Last week I received an important letter through the post. It was final confirmation from the Swiss Confederation that I’m being granted Swiss nationality.
This is something I could have requested some time ago – due to the years I’ve been married to a Swiss person (something I lovingly refer to as “time served” ;-) – but it was the Brexit referendum that pushed me over the edge. The day after the vote I requested the forms I needed to fill out. It took me a few more months to get around to submitting them, but Brexit was definitely the trigger.
My decision wasn’t about making sure I still had a European passport – Switzerland isn’t part of the EU, although the two have strong bilateral agreements in place – it was really about two things: firstly, it was an emotional reaction, a rejection of the isolationist attitude that allowed the “Leave” camp to win. I felt (and still feel) very deeply that Brexit would be a disaster for the UK, and this small act did indeed make me feel slightly better. Secondly, the way the vote went – on the back of Switzerland’s own anti-immigration referendum of February 9th, 2014, and later reinforced by the US election in late 2016 – was further evidence of global politics shifting to the right. Having the same nationality as your wife and children – as well as the nationality of the place you have made your home, and where you wish to continue living and working – is a good thing in such times.
So it was that I applied to become Swiss. It was “facilitated” – which in this case means fast-tracked – due to the years we’d been married. I’m not sure how long it took, exactly, to come through, but it seemed fairly quick.
I think a core part of me will always feel British, but it does feel really good to think of myself as Swiss, too. I like so many things about this country. The spectacular views are one thing, of course…
… but it’s about lots of other things. People complain about rules, but I don’t have a problem with people not being able to make noise after 10pm or on Sundays (for instance). I find it very peaceful, and not at all constraining.
Switzerland is also (perhaps surprisingly to some) incredibly egalitarian. I love the respect people show each other, here, something that’s based on neither ethnicity nor socio-economic status. And then there’s its (semi-)direct democracy… I love that people have the ability to affect change when they see problems with society: I’m definitely going to vote regularly on important initiatives. Beyond that, the whole country is effectively run by committee, significantly reducing the risk of some crazed narcissist getting into power and causing problems. What’s not to like about that?

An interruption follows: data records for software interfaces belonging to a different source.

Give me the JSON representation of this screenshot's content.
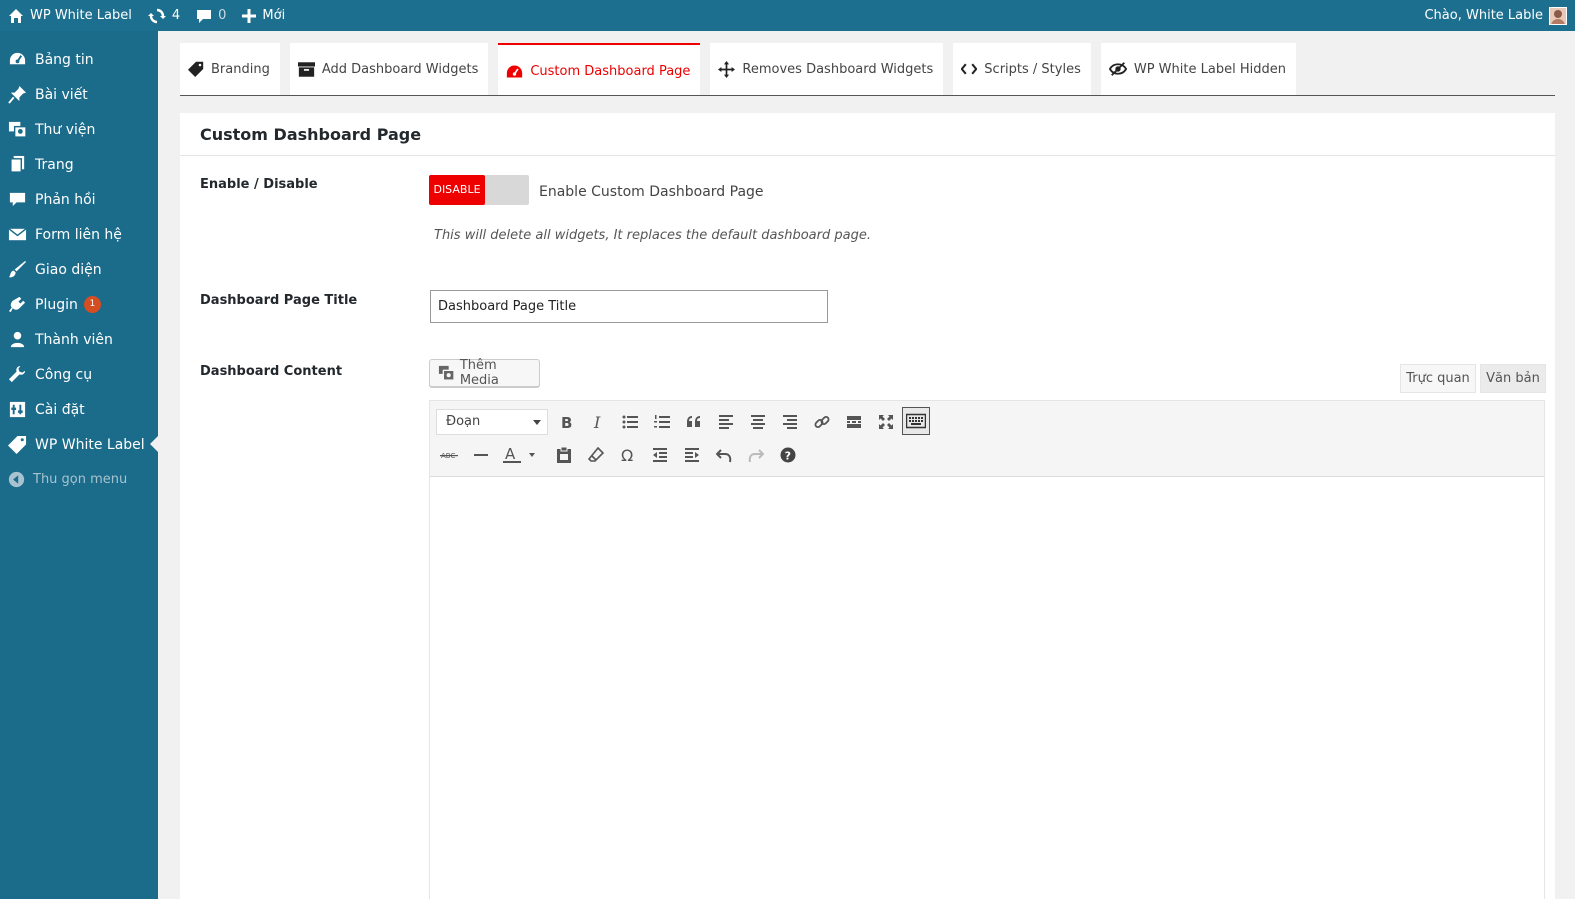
{
  "admin_bar": {
    "site_name": "WP White Label",
    "updates_count": "4",
    "comments_count": "0",
    "new_label": "Mới",
    "greeting": "Chào, White Lable"
  },
  "sidebar": {
    "items": [
      {
        "label": "Bảng tin",
        "icon": "dashboard-icon"
      },
      {
        "label": "Bài viết",
        "icon": "pin-icon"
      },
      {
        "label": "Thư viện",
        "icon": "media-icon"
      },
      {
        "label": "Trang",
        "icon": "pages-icon"
      },
      {
        "label": "Phản hồi",
        "icon": "comments-icon"
      },
      {
        "label": "Form liên hệ",
        "icon": "mail-icon"
      },
      {
        "label": "Giao diện",
        "icon": "appearance-icon"
      },
      {
        "label": "Plugin",
        "icon": "plugin-icon",
        "badge": "1"
      },
      {
        "label": "Thành viên",
        "icon": "users-icon"
      },
      {
        "label": "Công cụ",
        "icon": "tools-icon"
      },
      {
        "label": "Cài đặt",
        "icon": "settings-icon"
      },
      {
        "label": "WP White Label",
        "icon": "tag-icon",
        "current": true
      }
    ],
    "collapse_label": "Thu gọn menu"
  },
  "tabs": [
    {
      "label": "Branding",
      "icon": "tag-icon"
    },
    {
      "label": "Add Dashboard Widgets",
      "icon": "archive-icon"
    },
    {
      "label": "Custom Dashboard Page",
      "icon": "dashboard-gauge-icon",
      "active": true
    },
    {
      "label": "Removes Dashboard Widgets",
      "icon": "move-icon"
    },
    {
      "label": "Scripts / Styles",
      "icon": "code-icon"
    },
    {
      "label": "WP White Label Hidden",
      "icon": "eye-slash-icon"
    }
  ],
  "panel": {
    "title": "Custom Dashboard Page",
    "enable_label": "Enable / Disable",
    "toggle_state": "DISABLE",
    "toggle_text": "Enable Custom Dashboard Page",
    "toggle_hint": "This will delete all widgets, It replaces the default dashboard page.",
    "title_label": "Dashboard Page Title",
    "title_value": "Dashboard Page Title",
    "content_label": "Dashboard Content",
    "add_media": "Thêm Media",
    "visual_tab": "Trực quan",
    "text_tab": "Văn bản",
    "format_select": "Đoạn"
  },
  "colors": {
    "admin_bar": "#1d6f8f",
    "sidebar": "#1b6b8a",
    "accent_red": "#ee0000"
  }
}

I will say that it’s also a comfort to be Swiss with Autodesk Neuchatel closing: it just means I personally have more longer-term security, one way or another.
Anyway – all this is to say that receiving this particular letter was a very welcome event. I feel an enormous affinity with this country, one I hope to call home for many years to come.